<> Gluten Intolerance Group of North America (GIG) owns the Gluten-Free Certification Organization (GFCO), an international certifying body that is the largest in North America. See gluten.org. GFCO is an accredited certifying body that certifies food products as containing less than 10 ppm gluten, and permits certified products to bear GFCO’s certification mark on product labeling, notifying consumers that products bearing its mark have satisfied and remain subject to GIG’s certification scheme.

<> NSF International (NSF) is a worldwide organization that certifies many types of products and services. See nsf.org. NSF is an accredited certifying body that requires certified products to contain 15 ppm gluten or less, and permits certified products to bear NSF’s certification mark.

<> The Gluten-Free Certification Program (GFCP) is owned by the Allergen Control Group, Inc. (ACG). See glutenfreecert.com. GFCP has a presence throughout the United States and

Canada, and is an accredited certifying body that requires food products to contain less than 20 ppm gluten. GFCP permits such products to bear its certification mark. Beyond Celiac is a non-profit organization that endorses the GFCP and permits certified food products containing less than 20 ppm gluten to bear its certification mark.

To compete in this space, some companies have developed their own “self-certifications” to “certify” their own products as “gluten-free.” But companies and consumers should be wary of self-certifications.

The International Accreditation Forum (IAF), a global network of accreditation bodies and organizations involved in conformity assessment activities, explains:

Without the certification body, there’s no unbiased appraisal and no evidence

that a thorough assessment has even been conducted by competent individuals.

Bottom line: There is no such thing as self-certification. It’s just an attractive

catchphrase with no substance… . An organization that “self-certifies” can’t

begin to demonstrate this rigor in terms of training, competence, performance,

or impartiality… . Bogus certifications and “self-certifications” devalue the

work of tens of thousands of organizations that have opted to have their

systems assessed and continually monitored by an impartial third party. They

undermine the entire conformity assessment community.

See http://www.iaf.nu/articles/SelfCertification_Is_Not_a_Real_Thing/391.

Likewise, the United States Federal Trade Commission (FTC) pursues enforcement actions against companies who offer misleading “self-certifications” by either not disclosing their connection to the certifying body (themselves or a closely-related entity), or by self-certifying without any independent evaluation or compliance monitoring and without disclosing that fact to consumers.

Companies may also find themselves liable to consumers for mislabeling products as “gluten-free.” For example, General Mills Inc. is still stuck in appeals following a 2015 class action lawsuit for mislabeling its Regular and Honey Nut Cheerios as “gluten-free,” after the company’s announcement that wheat flour inadvertently tainted cereal produced at one of its plants.

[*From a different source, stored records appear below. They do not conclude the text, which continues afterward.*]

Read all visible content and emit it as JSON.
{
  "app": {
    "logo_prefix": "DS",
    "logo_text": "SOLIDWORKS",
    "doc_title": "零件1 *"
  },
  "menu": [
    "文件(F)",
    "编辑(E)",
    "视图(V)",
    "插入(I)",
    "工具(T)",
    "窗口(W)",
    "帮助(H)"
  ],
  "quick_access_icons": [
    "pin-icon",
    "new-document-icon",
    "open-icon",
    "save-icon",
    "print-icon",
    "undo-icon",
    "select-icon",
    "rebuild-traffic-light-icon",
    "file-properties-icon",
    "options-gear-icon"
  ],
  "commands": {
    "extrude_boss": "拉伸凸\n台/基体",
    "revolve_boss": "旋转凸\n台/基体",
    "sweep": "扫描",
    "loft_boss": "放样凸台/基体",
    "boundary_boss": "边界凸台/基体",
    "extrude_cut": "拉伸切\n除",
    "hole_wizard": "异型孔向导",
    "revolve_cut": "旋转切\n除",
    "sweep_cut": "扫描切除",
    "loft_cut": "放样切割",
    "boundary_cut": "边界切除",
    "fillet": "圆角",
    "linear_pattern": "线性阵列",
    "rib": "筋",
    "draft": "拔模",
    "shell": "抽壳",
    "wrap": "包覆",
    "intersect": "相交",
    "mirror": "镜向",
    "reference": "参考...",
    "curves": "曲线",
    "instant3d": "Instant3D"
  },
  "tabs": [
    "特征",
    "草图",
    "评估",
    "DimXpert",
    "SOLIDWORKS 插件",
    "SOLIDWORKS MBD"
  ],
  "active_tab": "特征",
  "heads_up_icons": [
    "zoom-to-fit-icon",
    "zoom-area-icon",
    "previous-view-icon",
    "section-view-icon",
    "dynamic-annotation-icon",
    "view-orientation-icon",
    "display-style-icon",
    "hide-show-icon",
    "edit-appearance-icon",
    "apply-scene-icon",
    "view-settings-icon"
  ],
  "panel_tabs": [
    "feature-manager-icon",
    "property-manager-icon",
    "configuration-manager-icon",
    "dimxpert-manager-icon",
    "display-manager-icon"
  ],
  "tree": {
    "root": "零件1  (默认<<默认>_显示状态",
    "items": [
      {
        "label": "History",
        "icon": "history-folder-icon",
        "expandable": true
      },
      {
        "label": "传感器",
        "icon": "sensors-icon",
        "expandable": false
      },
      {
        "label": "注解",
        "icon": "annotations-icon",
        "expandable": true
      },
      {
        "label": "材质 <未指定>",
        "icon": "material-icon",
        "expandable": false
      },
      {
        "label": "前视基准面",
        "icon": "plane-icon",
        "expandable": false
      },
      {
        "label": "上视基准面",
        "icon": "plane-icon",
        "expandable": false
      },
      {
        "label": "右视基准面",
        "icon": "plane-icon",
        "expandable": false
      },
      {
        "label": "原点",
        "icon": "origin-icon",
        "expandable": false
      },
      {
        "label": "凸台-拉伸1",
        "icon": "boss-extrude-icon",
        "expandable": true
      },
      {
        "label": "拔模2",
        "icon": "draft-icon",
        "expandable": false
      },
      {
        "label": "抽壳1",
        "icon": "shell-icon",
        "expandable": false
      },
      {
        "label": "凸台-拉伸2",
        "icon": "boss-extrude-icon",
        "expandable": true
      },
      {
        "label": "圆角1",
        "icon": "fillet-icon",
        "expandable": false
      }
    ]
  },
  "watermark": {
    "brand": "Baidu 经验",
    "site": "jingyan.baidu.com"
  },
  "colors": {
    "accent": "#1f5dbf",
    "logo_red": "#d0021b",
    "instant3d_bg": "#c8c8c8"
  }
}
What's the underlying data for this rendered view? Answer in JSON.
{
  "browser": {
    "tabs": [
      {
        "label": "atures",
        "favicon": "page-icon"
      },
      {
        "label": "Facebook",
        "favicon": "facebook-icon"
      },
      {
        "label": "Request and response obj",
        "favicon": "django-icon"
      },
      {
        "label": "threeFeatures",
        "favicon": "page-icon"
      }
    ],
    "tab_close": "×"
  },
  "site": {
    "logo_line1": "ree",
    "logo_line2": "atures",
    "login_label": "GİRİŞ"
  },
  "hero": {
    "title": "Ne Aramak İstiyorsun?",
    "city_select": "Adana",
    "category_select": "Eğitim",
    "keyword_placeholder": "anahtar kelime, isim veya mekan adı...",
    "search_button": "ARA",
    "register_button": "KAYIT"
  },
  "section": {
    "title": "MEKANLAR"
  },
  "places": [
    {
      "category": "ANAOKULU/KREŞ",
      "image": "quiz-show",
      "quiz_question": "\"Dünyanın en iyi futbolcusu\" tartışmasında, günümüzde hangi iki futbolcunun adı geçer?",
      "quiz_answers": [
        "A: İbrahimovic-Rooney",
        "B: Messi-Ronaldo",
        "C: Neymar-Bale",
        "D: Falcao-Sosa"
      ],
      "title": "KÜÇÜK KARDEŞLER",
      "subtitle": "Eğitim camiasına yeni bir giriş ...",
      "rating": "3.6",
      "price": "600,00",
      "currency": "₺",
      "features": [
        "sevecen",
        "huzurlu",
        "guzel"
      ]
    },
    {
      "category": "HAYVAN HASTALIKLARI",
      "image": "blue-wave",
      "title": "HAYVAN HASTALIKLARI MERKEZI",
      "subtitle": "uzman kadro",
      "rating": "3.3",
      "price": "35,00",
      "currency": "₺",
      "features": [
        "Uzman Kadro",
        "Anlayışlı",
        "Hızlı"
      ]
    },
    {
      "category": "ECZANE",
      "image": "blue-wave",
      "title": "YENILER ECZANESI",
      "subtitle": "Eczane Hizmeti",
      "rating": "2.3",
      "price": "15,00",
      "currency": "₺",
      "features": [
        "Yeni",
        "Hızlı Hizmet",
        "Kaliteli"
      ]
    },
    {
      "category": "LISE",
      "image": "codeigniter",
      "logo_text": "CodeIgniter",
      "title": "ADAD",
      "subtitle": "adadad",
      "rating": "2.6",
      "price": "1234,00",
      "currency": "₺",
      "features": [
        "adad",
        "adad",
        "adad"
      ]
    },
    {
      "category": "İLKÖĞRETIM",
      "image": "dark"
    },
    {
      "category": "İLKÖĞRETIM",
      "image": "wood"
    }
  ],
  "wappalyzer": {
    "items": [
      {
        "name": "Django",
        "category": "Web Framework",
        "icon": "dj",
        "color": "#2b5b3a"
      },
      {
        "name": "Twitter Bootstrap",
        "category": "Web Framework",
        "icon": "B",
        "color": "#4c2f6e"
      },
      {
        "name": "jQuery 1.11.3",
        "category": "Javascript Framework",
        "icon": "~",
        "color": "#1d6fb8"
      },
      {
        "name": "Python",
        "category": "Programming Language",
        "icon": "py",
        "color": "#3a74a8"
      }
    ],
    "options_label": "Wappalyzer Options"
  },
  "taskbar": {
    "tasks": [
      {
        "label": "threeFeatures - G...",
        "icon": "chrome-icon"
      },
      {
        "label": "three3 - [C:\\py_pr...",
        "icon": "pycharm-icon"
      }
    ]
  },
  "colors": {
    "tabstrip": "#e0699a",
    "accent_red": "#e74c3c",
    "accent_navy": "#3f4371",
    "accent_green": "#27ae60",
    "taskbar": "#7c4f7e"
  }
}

For all of these reasons, companies would be wise to follow the letter of the law in use of “gluten-free” terminology, and to contract with a gluten-free certification organization for a neutral and independent certification of their products as “gluten-free.”

Sally F. White is a Partner at Jeffers, Danielson, Sonn & Aylward, P.S., in Wenatchee, Washington. She practices in food product labeling and intellectual property law, and acts as outside general counsel for a large gluten-free certification organization.